Given data:
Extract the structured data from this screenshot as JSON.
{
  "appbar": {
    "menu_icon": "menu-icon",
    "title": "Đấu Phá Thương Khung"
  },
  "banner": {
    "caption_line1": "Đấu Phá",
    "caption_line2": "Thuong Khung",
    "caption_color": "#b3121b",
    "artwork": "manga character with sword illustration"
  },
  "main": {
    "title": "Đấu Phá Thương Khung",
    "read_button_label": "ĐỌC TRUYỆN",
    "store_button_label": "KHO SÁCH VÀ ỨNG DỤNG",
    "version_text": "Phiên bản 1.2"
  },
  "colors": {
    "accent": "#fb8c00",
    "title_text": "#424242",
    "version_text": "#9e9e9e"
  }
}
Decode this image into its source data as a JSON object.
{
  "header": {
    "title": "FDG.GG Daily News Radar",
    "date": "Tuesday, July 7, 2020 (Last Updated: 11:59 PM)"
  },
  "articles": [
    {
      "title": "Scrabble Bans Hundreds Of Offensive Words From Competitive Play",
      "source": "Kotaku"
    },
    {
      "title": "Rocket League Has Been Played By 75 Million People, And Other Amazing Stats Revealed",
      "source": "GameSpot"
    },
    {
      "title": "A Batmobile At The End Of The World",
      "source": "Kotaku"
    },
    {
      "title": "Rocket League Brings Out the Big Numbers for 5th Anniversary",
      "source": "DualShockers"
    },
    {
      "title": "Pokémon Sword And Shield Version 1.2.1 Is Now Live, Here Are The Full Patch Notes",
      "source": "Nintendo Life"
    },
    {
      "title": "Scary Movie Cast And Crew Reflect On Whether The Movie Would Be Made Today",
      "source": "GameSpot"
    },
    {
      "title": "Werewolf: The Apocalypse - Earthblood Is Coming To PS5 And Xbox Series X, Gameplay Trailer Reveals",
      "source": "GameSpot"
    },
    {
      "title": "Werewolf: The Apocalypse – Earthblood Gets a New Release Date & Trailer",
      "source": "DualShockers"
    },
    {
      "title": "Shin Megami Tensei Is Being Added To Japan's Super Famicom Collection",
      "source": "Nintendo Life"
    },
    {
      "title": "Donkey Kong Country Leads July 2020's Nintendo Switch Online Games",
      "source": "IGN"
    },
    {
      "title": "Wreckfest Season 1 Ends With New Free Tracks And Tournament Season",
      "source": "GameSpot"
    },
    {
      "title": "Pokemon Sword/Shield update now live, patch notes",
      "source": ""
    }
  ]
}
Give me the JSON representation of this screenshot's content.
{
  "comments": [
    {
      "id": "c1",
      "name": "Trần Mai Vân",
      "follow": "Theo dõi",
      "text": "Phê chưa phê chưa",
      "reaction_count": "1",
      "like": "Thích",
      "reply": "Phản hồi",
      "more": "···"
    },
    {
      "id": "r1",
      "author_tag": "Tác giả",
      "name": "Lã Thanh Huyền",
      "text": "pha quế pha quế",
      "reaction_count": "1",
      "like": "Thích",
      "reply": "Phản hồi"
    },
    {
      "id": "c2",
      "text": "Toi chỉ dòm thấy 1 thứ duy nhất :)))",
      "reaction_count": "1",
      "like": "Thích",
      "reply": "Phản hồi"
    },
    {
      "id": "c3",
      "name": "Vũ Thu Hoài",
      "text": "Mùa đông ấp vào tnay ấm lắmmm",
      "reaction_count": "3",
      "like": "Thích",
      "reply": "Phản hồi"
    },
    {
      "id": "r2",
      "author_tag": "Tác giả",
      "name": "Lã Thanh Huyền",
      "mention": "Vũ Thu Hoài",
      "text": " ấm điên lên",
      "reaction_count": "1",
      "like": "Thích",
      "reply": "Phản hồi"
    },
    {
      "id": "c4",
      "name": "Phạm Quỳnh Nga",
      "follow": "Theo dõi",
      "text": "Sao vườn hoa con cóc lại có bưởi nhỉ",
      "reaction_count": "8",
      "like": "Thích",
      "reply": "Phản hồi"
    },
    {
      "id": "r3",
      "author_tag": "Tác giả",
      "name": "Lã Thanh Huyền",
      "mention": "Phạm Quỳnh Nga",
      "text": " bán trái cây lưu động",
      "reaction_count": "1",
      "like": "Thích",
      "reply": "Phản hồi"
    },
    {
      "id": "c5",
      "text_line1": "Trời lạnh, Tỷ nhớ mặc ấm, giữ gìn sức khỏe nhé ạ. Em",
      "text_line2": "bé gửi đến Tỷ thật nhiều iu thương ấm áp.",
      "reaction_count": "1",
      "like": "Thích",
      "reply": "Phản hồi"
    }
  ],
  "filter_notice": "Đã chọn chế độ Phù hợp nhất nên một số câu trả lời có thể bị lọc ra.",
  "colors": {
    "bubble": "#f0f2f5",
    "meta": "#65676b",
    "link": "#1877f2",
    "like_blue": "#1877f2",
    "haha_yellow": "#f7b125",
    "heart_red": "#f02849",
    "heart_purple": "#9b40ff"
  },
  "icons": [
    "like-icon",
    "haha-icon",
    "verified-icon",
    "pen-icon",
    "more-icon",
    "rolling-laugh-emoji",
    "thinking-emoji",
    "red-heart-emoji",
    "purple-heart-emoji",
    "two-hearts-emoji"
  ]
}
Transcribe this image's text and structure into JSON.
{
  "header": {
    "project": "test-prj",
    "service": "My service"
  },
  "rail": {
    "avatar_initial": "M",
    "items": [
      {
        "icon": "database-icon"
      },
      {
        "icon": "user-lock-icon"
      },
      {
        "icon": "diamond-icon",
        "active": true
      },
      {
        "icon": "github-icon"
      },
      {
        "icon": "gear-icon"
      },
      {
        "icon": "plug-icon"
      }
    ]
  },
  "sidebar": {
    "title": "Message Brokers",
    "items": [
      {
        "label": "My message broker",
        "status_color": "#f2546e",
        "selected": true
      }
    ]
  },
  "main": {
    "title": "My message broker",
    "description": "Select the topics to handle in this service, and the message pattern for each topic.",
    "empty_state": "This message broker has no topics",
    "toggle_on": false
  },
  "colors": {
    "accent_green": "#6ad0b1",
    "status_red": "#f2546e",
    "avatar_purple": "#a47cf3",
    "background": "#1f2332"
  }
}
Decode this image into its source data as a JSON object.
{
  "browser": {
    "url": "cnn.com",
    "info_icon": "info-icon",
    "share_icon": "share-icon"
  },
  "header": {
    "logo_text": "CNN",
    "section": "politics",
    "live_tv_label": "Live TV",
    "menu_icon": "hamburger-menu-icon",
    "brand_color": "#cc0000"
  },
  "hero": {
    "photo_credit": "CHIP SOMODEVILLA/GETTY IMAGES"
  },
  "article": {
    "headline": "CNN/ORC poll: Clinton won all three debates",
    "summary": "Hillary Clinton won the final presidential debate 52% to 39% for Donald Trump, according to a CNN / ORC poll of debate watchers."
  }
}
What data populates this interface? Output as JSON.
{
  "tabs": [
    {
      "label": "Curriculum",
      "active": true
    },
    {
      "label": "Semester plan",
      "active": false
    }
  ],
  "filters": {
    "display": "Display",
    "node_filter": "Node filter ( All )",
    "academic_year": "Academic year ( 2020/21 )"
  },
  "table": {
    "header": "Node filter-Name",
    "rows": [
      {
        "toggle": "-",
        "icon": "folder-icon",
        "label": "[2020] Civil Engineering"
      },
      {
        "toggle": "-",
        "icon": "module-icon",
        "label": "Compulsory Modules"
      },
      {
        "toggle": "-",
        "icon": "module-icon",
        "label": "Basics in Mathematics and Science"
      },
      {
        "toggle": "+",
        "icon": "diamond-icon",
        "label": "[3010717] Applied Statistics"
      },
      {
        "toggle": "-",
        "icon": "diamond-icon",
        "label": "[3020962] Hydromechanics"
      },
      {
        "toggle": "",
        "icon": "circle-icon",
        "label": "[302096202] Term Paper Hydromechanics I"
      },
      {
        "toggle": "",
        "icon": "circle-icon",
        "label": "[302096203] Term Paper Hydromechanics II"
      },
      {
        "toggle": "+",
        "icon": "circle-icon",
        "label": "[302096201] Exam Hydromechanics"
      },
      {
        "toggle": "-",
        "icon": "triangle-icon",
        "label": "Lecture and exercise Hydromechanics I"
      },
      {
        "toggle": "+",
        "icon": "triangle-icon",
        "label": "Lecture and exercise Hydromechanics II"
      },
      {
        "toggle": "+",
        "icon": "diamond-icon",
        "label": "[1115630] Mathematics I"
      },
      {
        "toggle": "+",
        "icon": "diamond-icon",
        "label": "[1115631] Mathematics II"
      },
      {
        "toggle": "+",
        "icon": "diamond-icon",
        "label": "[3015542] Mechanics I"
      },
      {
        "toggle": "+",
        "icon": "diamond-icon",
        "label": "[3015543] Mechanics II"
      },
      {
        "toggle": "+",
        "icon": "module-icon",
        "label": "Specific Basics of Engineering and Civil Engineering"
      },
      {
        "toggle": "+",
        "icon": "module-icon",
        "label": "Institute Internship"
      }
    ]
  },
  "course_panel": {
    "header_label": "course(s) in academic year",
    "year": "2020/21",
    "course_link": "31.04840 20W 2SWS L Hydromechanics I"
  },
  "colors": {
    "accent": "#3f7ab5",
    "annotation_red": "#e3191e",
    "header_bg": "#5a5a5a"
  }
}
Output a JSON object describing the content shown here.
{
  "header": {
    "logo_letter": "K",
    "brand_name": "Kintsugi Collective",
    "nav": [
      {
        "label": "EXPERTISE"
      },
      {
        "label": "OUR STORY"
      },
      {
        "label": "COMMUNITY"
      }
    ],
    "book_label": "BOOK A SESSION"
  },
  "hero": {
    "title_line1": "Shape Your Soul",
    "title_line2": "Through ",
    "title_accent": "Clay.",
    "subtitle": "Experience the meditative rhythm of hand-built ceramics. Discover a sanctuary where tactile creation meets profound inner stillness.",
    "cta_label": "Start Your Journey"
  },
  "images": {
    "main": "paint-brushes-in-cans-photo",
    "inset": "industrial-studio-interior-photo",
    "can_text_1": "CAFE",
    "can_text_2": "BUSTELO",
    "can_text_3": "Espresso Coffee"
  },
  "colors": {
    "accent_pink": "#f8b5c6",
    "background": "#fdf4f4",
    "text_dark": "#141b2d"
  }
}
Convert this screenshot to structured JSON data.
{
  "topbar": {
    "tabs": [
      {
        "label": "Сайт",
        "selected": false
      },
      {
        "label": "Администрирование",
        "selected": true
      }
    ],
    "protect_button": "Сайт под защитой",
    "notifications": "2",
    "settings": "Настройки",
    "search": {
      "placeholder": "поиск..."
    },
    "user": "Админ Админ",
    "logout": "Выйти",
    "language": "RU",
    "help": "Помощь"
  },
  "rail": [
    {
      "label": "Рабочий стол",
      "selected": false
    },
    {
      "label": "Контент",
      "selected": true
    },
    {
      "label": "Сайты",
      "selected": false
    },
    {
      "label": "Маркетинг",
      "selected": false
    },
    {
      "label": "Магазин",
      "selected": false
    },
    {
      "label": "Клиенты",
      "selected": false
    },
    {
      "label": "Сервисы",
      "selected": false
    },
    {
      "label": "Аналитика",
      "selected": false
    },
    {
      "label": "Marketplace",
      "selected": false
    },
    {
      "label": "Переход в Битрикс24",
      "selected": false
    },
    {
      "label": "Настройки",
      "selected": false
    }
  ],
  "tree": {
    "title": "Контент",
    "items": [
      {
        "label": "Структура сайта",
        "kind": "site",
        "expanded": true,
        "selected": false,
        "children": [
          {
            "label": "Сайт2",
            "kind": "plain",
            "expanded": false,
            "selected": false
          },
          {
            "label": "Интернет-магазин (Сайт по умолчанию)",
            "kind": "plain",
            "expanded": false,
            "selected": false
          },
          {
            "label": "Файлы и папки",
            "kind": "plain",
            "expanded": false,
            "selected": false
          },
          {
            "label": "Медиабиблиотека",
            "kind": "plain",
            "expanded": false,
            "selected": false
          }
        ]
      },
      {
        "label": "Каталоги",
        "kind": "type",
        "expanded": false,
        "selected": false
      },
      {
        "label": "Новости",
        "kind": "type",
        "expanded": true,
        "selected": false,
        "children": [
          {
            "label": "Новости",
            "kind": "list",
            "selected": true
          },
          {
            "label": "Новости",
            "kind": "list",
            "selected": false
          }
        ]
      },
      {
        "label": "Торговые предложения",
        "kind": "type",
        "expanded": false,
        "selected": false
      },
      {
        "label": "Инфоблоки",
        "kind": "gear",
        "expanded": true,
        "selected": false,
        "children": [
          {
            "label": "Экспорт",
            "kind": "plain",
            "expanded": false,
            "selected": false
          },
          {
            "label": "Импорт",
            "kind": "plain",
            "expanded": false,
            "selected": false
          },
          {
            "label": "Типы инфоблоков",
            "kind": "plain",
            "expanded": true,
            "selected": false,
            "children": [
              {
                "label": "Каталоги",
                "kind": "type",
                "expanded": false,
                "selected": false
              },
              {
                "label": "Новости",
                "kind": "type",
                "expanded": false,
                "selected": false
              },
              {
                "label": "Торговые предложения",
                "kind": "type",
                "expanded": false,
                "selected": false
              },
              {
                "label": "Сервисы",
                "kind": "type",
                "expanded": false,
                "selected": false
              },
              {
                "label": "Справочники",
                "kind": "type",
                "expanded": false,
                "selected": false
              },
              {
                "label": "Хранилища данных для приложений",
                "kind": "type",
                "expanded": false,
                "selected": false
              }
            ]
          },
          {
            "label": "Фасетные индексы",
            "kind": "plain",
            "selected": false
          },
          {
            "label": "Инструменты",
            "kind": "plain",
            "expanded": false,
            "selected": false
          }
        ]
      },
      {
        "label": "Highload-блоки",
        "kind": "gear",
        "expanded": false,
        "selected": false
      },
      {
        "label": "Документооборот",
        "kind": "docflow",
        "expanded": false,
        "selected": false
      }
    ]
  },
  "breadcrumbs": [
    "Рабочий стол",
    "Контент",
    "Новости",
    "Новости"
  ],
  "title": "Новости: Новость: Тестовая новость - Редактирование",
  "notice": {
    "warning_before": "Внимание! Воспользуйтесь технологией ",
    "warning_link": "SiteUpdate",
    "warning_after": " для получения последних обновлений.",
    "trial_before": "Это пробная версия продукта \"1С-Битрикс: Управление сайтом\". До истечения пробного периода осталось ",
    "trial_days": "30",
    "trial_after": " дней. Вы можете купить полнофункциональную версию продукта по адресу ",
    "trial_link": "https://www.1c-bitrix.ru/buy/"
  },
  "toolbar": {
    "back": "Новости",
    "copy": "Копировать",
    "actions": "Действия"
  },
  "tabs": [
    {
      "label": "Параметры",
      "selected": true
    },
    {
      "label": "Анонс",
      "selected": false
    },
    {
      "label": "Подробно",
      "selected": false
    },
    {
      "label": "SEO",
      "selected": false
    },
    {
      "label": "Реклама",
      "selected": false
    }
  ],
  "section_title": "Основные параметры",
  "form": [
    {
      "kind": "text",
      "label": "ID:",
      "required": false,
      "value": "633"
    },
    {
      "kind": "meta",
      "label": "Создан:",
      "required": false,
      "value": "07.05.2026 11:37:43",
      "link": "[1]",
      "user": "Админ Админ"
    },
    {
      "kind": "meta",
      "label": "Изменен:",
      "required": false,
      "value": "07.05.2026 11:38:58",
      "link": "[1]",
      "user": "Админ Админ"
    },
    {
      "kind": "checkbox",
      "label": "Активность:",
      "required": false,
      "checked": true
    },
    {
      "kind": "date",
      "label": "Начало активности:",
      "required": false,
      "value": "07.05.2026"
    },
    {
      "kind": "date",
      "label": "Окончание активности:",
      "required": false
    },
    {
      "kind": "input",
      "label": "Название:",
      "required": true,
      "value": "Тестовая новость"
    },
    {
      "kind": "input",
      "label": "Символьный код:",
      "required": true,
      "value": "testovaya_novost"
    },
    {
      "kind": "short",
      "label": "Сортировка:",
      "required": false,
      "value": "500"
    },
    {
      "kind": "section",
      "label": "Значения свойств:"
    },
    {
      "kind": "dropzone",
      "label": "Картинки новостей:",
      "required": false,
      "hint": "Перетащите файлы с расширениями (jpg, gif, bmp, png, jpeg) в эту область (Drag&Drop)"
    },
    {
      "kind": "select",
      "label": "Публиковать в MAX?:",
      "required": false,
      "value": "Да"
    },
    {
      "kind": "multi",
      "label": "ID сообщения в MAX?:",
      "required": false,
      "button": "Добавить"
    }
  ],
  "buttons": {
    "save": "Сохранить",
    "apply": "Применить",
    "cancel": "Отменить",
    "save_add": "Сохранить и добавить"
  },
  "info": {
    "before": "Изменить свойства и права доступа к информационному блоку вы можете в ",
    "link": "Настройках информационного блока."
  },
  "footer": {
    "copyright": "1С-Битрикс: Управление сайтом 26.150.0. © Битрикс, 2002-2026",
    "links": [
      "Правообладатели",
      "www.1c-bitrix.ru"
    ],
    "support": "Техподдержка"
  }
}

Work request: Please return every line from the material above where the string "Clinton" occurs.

Answer section:
    "headline": "CNN/ORC poll: Clinton won all three debates",
    "summary": "Hillary Clinton won the final presidential debate 52% to 39% for Donald Trump, according to a CNN / ORC poll of debate watchers."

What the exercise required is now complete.